About the project
World Heritage Sites (WHS) are in many ways bureaucratic constructions where past and present meet as well as social, cultural and political discourses take place. WH status is likely to alter a site, and its social, cultural, natural and economic settings at some level. This project aims to examine the socio-historical development of UNESCO’s mixed cultural and natural properties, and look at the extent to which processes of transformation follow inscription. In order to analyze heritage’s impact on the local community and global visitors, practice-orientated fieldwork will be conducted at WHS in Australia and New Zealand. Furthermore, comparative textual analysis of UNESCO documents of the remaining 23 mixed properties will undertaken. This will enable an in-depth understanding of heritage’s role in local and global placemaking strategies as well as contribute to the theoretical and methodological development of the new field of ‘Heritage Studies’.

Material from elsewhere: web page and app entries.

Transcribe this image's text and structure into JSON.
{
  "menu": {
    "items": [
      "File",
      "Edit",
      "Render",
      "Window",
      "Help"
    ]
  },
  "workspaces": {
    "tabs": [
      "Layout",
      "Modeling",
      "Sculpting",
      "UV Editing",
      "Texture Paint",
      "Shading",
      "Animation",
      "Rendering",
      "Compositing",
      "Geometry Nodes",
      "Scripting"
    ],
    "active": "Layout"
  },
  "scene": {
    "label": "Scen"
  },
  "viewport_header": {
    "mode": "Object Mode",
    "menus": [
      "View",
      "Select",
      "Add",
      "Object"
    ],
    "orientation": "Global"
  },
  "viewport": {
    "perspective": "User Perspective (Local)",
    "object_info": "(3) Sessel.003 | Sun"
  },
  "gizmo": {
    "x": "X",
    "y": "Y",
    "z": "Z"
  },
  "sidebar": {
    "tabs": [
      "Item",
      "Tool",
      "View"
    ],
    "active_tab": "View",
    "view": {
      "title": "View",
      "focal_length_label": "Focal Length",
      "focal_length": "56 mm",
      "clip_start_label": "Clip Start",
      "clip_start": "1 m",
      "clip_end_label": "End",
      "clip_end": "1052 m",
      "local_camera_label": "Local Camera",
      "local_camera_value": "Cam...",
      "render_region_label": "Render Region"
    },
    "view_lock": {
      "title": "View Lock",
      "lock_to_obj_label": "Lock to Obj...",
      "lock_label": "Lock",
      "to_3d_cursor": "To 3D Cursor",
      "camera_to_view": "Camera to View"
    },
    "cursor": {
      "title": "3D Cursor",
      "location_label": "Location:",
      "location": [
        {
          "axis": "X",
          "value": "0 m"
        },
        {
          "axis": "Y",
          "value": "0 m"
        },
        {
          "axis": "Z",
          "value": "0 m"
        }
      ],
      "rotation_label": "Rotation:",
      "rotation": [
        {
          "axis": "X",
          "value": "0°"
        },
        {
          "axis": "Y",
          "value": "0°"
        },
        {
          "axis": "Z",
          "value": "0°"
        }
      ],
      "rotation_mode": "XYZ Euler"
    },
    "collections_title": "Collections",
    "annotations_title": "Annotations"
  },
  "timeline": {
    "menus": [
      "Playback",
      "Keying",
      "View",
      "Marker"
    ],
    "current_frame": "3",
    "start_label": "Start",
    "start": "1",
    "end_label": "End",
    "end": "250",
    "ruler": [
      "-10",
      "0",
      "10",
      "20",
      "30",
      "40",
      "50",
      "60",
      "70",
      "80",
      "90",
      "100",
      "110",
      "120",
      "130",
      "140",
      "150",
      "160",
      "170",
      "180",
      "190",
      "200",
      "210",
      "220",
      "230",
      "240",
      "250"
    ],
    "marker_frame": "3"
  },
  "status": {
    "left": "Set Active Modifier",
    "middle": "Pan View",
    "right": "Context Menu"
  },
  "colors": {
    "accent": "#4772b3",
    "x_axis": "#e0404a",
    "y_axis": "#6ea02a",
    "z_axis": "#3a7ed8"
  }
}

Anne Eriksen - professor at the Department of Culture Studies and Oriental Languages.
- professor at Gotland University.